Golden Handcuffs: Teacher Recruitment and Retention

One of the key problems for poor neighbourhoods is the bad educational outcomes for children that live there. As I have argued before, the evidence suggests that traditional regeneration programmes (with a strong focus on the built environment) don't do much to address this problem. So will the government's proposal to pay teachers more for working in the most disadvantaged schools (themselves generally in the most disadvantaged areas) fair much better?

The answer is that we don't really know. There isn't much strong evidence of a link between teacher pay and student outcomes. But these "golden handcuffs" are targetting recruitment and retention rather than pay per se. Unfortunately, we know even less about the extent to which this might affect educational outcomes. Intutively, it feels like it should matter, but there is little, if any, evidence to back up this intuition.

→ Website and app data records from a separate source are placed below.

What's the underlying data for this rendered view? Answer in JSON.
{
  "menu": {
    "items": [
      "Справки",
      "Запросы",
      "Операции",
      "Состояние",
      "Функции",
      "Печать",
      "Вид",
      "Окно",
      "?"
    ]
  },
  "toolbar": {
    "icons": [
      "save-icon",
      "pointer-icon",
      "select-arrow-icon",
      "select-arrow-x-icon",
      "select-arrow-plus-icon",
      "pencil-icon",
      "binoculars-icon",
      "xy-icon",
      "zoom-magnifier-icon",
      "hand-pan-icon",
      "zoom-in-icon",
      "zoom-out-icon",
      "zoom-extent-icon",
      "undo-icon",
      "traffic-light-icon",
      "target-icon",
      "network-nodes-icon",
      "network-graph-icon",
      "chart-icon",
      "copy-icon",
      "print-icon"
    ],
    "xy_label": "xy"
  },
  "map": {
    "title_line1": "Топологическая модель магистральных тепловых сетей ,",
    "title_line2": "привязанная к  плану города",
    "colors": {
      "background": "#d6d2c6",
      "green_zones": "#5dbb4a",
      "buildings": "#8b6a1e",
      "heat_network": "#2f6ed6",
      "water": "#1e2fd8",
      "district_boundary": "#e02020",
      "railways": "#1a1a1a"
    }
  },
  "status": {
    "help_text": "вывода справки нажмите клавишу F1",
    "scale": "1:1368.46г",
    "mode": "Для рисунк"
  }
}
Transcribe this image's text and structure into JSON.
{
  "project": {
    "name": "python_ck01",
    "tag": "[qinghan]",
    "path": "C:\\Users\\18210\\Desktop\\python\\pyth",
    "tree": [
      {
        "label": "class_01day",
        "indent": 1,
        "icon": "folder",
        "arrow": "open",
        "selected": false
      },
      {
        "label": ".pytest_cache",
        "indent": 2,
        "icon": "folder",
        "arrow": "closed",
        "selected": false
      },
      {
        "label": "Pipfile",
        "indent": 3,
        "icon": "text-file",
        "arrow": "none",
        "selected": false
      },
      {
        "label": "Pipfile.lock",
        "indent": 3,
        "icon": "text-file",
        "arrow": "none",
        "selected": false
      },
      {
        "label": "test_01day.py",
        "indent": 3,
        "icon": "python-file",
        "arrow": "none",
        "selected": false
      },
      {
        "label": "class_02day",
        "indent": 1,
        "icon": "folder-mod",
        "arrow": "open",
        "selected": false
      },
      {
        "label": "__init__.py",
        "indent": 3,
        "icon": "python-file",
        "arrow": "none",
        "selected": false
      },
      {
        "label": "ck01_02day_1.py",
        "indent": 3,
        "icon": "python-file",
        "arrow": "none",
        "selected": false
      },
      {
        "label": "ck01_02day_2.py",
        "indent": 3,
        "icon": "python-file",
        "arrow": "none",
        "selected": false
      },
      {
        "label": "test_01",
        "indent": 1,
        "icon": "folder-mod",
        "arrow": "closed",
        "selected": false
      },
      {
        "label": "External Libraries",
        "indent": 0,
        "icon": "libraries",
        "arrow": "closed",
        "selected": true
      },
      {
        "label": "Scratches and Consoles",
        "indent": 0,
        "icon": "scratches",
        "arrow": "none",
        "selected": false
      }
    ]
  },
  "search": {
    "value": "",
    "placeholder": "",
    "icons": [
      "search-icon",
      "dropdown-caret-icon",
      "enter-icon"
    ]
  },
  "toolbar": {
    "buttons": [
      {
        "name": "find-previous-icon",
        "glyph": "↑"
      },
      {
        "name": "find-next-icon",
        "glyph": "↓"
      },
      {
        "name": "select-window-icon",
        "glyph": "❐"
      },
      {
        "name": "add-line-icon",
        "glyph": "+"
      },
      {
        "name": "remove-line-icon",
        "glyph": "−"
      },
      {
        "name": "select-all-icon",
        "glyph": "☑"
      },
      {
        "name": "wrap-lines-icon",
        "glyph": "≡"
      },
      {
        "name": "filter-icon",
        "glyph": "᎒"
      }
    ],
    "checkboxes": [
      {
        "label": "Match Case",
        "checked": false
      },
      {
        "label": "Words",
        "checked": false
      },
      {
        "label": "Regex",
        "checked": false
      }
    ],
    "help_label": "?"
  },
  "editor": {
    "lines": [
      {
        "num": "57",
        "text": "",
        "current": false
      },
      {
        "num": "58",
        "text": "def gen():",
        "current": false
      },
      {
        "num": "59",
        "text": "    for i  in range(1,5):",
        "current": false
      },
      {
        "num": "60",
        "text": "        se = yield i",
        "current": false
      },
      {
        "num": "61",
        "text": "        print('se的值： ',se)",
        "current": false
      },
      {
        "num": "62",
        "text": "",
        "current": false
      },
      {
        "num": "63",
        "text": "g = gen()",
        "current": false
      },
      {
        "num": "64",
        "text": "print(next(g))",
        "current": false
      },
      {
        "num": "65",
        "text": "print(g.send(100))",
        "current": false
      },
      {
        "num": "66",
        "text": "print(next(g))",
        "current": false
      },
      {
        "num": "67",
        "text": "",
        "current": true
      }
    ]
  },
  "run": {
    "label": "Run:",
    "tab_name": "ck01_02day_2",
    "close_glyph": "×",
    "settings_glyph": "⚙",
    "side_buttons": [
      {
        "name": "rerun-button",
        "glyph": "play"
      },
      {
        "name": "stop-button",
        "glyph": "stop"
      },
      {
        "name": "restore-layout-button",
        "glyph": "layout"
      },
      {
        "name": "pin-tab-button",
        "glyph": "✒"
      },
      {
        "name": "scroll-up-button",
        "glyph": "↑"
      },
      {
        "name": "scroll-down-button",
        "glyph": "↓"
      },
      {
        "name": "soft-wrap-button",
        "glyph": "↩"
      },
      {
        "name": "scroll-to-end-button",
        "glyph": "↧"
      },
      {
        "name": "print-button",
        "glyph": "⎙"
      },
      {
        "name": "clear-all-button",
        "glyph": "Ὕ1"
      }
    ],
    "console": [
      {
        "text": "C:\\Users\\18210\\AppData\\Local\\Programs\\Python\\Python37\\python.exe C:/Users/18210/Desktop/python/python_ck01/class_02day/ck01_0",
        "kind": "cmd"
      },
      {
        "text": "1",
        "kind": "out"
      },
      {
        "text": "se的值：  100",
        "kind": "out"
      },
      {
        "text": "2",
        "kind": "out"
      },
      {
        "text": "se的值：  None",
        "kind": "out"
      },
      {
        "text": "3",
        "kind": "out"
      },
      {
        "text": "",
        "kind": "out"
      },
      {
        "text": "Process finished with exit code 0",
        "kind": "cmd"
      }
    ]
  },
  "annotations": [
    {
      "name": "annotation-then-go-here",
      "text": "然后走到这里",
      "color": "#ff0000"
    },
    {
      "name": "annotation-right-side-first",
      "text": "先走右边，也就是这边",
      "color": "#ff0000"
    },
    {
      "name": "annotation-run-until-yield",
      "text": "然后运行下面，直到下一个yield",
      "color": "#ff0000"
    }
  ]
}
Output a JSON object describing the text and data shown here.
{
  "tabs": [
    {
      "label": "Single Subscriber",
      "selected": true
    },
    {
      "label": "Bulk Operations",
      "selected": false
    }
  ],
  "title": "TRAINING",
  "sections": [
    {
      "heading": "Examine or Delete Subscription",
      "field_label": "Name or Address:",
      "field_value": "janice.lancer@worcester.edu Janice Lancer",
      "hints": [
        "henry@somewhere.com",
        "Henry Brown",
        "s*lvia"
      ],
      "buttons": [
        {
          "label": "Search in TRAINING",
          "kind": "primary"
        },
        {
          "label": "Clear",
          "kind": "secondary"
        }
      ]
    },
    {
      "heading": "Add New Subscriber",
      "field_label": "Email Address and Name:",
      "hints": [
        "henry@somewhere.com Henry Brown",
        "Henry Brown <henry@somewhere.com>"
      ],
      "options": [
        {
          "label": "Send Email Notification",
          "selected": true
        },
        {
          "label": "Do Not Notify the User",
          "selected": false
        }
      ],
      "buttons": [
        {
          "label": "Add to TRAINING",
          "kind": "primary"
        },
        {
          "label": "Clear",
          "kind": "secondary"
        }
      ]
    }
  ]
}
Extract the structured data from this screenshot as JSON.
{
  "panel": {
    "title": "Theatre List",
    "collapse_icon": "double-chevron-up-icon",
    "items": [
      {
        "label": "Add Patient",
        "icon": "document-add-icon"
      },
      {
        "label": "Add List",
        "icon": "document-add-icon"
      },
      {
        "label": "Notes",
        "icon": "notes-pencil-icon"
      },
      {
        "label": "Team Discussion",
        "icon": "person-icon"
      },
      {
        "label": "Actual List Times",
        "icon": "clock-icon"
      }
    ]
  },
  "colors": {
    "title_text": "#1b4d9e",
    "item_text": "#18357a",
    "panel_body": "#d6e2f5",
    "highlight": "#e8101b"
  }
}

Even if the policy does work, it will not do much to affect the spatial concentration of poor educational outcomes. This is because about 60-70% of the variation in educational outcomes is down to pupil background, with only about 10% attributable to the school and even less, if any, to the neighbourhood. The fact that we have evidence that school matters more than neighbourhood at least argues that this is a move in the right direction. But the overwhelming importance of family characteristics and the spatial concentration of poor families, means that the targetting of disadvantaged schools can only ever do so much to improve poor education outcomes in disadvantaged neighbourhoods.

1 comment:

Tim Leunig said...

This is an unnecessarily pessimistic post. We know that parental income is a fairly poor predictor of kid's ability at tests aged 2-3, but a very strong predictor beyond that. Well-educated parents are more likely to read to their kids, etc etc.

There is no reason to think that this cannot be corrected in the school system. In extremis, imagine that kids from backgrounds that are well-correlated with poor performance were taught in groups of 4 rather than 30, so that they got huge amounts of teacher time, and so that lessons were always tailored to their educational needs, rather than to those of the class as a whole, and so that the teacher was always teaching rather than maintaining order. Do we really think that such a system would lead to the current unequal educational outcomes?

Of course, it would be expensive. Very expensive. I might be an order of magnitude dearer. But spending £30k a year per person for a decade may well be a wise investment (in simple monetary terms) for currently middle class tax payers, if it means that these kids end up in decent jobs, and not on benefits.

And the moral case, if it works, is surely unanswerable.

Of course, none of this will regenerate geographical areas, since we know that people with good exam results are most likely to migrate to areas of higher economic opportunities. But it would transform the lives of many people who currently receive an ineffective education, and live in places with few opportunities.